About Changbao Wu
Changbao is Professor of Statistics in the Department of Statistics and Actuarial Science at University of Waterloo. His main research interests include design and analysis of complex surveys, resampling techniques, missing data analysis and causal inference, and data integration. He is Fellow of ASA, Fellow of IMS, Elected Member of ISI, and was the winner of the CRM-SSC Prize in Statistics in 2012. He has served on several editorial boards including CJS, JASA and Biometrika. He is the lead author of the book Sampling Theory and Practice (with Mary Thompson) published by Springer in 2020.
Innovations in Data Analytics and Data Science: What’s New at Statistics Canada?
This panel session will feature developments in data analytics and data science at Statistics Canada, including simulation methods and datasets, new research projects, available data resources, and innovative processes and practices to ensure analytic approaches are transparent and equitable.
EDI Town Hall Speakers
Bouchra Nasri is Assistant Professor at the School of Public Health of Univesité de Montréal. Her research interests are dependence modelling, time series, and more recently spatial modelling. She also authored and co-authored several R packages.
The main applications targeted by her research projects are related to climate change, public health, and infectious diseases modelling. Dr. Nasri is an associate director of the new infectious diseases network OMNI-RÉUNIS and co-lead of the data theme for the network. Her work is funded by multiple provincial and federal agencies. Her work is statistics is found mainly by NSERC and FRQNT. Her applied work in public health is found by multiple source such as CIHR, CReSP, ESPUM, PHAC and more recently MfPH and OMNI-RÉUNIS. Finally, Dr. Nasri is Chercheure boursière Junior 1 in Artificial intelligence in health and digital health

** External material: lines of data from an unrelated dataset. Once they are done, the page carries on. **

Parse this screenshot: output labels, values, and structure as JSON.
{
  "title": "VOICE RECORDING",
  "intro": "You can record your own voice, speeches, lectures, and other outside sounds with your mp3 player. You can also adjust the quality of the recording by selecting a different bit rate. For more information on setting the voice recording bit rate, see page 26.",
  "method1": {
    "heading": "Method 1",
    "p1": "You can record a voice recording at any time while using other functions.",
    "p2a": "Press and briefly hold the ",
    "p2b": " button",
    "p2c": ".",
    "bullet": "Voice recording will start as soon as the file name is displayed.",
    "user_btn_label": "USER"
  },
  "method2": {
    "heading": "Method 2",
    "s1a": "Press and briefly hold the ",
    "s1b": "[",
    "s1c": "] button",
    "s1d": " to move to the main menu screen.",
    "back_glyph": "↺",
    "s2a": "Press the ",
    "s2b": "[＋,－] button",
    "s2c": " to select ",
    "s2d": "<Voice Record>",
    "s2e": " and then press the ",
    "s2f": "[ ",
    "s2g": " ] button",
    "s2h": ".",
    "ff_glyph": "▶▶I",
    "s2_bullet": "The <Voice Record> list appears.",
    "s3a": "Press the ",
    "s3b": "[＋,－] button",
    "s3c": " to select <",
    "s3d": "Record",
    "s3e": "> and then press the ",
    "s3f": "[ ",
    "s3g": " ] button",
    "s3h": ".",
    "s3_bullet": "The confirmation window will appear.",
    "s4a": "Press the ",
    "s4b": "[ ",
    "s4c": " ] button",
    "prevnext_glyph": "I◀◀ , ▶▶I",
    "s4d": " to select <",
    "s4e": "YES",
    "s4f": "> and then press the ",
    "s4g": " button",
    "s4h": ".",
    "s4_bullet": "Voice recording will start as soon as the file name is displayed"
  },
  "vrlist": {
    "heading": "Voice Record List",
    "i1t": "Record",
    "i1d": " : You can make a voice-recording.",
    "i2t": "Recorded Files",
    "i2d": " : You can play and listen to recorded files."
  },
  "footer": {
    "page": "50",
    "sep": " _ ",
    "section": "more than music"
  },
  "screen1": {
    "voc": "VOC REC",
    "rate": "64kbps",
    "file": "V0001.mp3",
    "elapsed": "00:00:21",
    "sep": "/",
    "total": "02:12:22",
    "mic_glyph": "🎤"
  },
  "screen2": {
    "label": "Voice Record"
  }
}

Don Estep, Scientific Director at CANSSI and Simon Fraser University Science Professor, is a mathematician and statistician who collaborates with scientists and engineers to develop algorithms and models for a range of problems in ecology, physics and engineering. He has applied his research to detect black holes, forecast hurricane storm surges, measure electromagnetic scattering and predict fusion reaction. By examining the behavior of complex multi-physics systems and subsequently creating computational and statistical models Estep can predict behavior, quantify uncertainty and ultimately mitigate hazards.